(*Editor’s Note: A judge ruled today that Medicaid expansion must move forward immediately.)

It is my hope that the remaining 12 states who have yet to expand Medicaid are ready to show up and remain steadfast in their fight toward achieving health equity, because ultimately, that’s what this is about – health equity and racial equity.

Now is the time to move forward with Medicaid expansion throughout the country. Now is the time to move further toward more equitable health care systems. And while we know that this is just one stop on America’s health equity journey, expansion needs to be realized if we’re serious about creating a more just, vibrant future.

We know that the effects of structural racism, racial discrimination, and chronic exposure to racism negatively affects health outcomes. We also know that people who feel that they will be discriminated against are less likely to seek out health care services. Further, the history of racism in our country has led to other health-related disparities, including Black and Latino Americans experiencing much higher rates of uninsurance when compared to whites. In fact, before the implementation of the Affordable Care Act, 33% of Latinos and 20% of Black Americans were uninsured, compared to 12.5% of white Americans. In the 38 states (and the District of Columbia) that have implemented expansion, the data clearly show that this disparity in insurance coverage among people of color is drastically reduced. We are confident that we will see the same impact in Missouri as expansion moves forward.

The big picture says a lot. Expanding Medicaid in the remaining states would provide coverage for about 2.2 million lower-income people, the vast majority of whom are working full time, but either can’t afford or are not offered insurance through their employer. Those without insurance in these 12 states are disproportionately people of color, including 28% who are Black and 28% who are Latino. Medicaid coverage in these states would be a huge step toward a more racially unbiased system of insurance coverage.

We could point to just about any health challenge we’ve faced in recent years, including the opioid epidemic and increases in behavioral health conditions, and make a case for righting the massive inequities in health care access. COVID-19 simply made these disparities more real for all of us who struggled to recognize the faulty systems that Black and Brown communities have long been made to rely on and navigate through, while also remaining oppressed. COVID came hard and fast, and for many communities of color, just being Black, Latino, or Indigenous proved to be a preexisting condition for infections and the economic downturn tied to the pandemic. The loss of jobs due to COVID hit Black and Brown folks the hardest, and for many of those that reside in non-Medicaid expansion states, there is no health coverage available.

Now is the time to move forward with Medicaid expansion throughout the country. Now is the time to move further toward more equitable health care systems. And while we know that this is just one stop on America’s health equity journey, expansion needs to be realized if we’re serious about creating a more just, vibrant future.

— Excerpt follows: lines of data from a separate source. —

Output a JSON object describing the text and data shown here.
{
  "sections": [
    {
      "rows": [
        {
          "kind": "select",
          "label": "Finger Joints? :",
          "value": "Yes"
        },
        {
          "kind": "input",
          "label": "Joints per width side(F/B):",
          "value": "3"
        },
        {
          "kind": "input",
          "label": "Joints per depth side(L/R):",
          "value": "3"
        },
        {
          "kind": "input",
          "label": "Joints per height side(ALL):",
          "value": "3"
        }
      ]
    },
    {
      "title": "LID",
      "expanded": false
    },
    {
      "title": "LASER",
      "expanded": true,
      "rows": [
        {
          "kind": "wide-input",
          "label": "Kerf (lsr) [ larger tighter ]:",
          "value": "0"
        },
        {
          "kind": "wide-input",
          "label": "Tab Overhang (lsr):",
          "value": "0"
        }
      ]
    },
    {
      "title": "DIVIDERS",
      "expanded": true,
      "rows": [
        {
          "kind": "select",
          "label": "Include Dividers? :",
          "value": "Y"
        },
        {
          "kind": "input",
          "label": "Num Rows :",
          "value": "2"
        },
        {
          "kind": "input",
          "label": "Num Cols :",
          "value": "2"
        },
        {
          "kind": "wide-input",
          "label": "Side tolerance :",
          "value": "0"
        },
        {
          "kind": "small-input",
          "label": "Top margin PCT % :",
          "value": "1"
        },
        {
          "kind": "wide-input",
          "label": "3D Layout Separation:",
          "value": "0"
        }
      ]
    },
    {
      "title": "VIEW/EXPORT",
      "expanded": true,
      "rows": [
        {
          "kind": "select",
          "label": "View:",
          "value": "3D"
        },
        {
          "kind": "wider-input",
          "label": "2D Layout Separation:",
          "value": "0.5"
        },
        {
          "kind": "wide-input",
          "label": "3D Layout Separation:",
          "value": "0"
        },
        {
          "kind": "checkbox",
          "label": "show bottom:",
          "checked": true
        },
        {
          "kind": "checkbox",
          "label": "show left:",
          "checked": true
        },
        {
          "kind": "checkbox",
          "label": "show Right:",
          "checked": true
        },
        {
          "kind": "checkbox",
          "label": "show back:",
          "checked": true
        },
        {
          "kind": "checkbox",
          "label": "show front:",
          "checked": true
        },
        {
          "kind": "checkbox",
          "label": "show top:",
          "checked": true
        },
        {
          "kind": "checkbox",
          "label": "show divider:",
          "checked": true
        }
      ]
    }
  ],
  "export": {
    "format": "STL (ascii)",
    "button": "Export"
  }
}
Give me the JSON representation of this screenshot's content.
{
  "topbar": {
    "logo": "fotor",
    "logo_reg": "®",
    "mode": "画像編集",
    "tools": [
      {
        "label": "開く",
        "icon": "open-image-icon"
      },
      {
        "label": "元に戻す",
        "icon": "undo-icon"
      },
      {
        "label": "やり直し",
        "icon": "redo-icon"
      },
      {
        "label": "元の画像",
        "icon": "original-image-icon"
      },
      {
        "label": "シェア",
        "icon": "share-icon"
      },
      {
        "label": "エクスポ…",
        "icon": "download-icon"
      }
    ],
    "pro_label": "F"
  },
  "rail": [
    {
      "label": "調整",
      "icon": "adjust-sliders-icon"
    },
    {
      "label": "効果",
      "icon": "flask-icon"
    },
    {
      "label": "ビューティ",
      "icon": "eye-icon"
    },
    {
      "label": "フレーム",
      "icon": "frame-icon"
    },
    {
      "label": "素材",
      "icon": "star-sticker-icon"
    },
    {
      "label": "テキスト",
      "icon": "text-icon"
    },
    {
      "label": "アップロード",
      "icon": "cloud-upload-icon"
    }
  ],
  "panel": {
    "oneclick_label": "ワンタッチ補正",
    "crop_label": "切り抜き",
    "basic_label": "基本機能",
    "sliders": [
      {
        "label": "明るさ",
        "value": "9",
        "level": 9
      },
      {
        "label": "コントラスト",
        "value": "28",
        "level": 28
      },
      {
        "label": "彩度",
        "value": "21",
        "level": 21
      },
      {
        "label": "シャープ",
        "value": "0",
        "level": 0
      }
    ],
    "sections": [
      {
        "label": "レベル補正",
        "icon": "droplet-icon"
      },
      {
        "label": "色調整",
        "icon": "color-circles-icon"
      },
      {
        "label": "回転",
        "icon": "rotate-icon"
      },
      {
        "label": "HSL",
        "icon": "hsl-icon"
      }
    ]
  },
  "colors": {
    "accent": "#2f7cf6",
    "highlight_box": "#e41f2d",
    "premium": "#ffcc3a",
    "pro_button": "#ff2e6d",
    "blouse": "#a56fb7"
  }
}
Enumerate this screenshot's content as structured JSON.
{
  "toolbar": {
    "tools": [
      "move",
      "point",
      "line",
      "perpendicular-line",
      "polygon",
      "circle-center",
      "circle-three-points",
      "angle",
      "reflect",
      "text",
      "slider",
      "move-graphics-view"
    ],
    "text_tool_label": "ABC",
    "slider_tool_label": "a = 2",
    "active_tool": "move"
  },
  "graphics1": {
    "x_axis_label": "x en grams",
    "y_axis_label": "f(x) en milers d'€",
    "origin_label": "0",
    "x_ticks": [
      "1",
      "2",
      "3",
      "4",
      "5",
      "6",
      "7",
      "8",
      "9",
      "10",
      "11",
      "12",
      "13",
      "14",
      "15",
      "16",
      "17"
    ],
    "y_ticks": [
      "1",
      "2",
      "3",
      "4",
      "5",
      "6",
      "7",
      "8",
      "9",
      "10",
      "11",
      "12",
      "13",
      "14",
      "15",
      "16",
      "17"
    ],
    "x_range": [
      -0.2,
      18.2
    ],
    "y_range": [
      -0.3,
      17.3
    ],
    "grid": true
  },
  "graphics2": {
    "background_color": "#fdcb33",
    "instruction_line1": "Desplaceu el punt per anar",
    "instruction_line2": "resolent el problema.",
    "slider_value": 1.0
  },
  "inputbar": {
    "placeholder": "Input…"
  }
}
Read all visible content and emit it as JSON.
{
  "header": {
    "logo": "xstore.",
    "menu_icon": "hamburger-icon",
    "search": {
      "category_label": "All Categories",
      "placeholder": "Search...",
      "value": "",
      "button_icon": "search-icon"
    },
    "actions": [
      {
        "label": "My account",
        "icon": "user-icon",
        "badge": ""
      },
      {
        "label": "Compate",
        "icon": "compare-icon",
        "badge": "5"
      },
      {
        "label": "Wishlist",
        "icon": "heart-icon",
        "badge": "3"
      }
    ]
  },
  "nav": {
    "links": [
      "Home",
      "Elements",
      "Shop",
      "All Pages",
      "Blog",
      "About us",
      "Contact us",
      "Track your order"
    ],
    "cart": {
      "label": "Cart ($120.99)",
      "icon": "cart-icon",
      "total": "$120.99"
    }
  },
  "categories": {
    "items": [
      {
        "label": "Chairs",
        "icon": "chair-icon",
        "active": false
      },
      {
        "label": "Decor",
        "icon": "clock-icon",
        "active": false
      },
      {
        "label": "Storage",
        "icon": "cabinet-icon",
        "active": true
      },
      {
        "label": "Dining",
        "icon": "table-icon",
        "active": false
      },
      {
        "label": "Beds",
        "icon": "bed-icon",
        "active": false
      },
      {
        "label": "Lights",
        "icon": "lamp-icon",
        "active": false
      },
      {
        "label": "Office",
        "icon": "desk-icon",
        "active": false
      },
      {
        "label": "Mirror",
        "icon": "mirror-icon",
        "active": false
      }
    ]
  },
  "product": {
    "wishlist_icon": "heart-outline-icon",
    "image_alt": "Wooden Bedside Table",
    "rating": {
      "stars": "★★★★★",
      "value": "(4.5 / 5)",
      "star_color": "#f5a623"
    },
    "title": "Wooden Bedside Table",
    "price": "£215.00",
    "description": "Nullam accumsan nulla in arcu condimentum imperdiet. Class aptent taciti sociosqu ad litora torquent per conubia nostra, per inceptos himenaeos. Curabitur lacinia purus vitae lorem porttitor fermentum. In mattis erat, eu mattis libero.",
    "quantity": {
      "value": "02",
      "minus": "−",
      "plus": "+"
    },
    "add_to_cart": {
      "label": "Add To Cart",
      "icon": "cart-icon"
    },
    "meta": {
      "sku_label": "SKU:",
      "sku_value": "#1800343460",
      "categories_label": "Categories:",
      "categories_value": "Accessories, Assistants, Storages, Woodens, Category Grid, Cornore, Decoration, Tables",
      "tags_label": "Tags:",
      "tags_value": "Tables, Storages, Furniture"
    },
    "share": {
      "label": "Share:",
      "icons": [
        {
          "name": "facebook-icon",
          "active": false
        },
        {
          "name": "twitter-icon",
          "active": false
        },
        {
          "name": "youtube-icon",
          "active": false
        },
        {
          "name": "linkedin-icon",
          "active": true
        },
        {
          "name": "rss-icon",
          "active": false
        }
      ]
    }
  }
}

The U.S. Constitution was established on the belief that all people were created equal and afforded the rights of life, liberty, and the pursuit of happiness. Those rights mean nothing if certain Americans are being denied health and well-being. Medicaid expansion is about racial equity! We hope the remaining 12 states are inspired by Missouri’s efforts to expand Medicaid through a vote, just as we were watching the wins of those 38 states before us.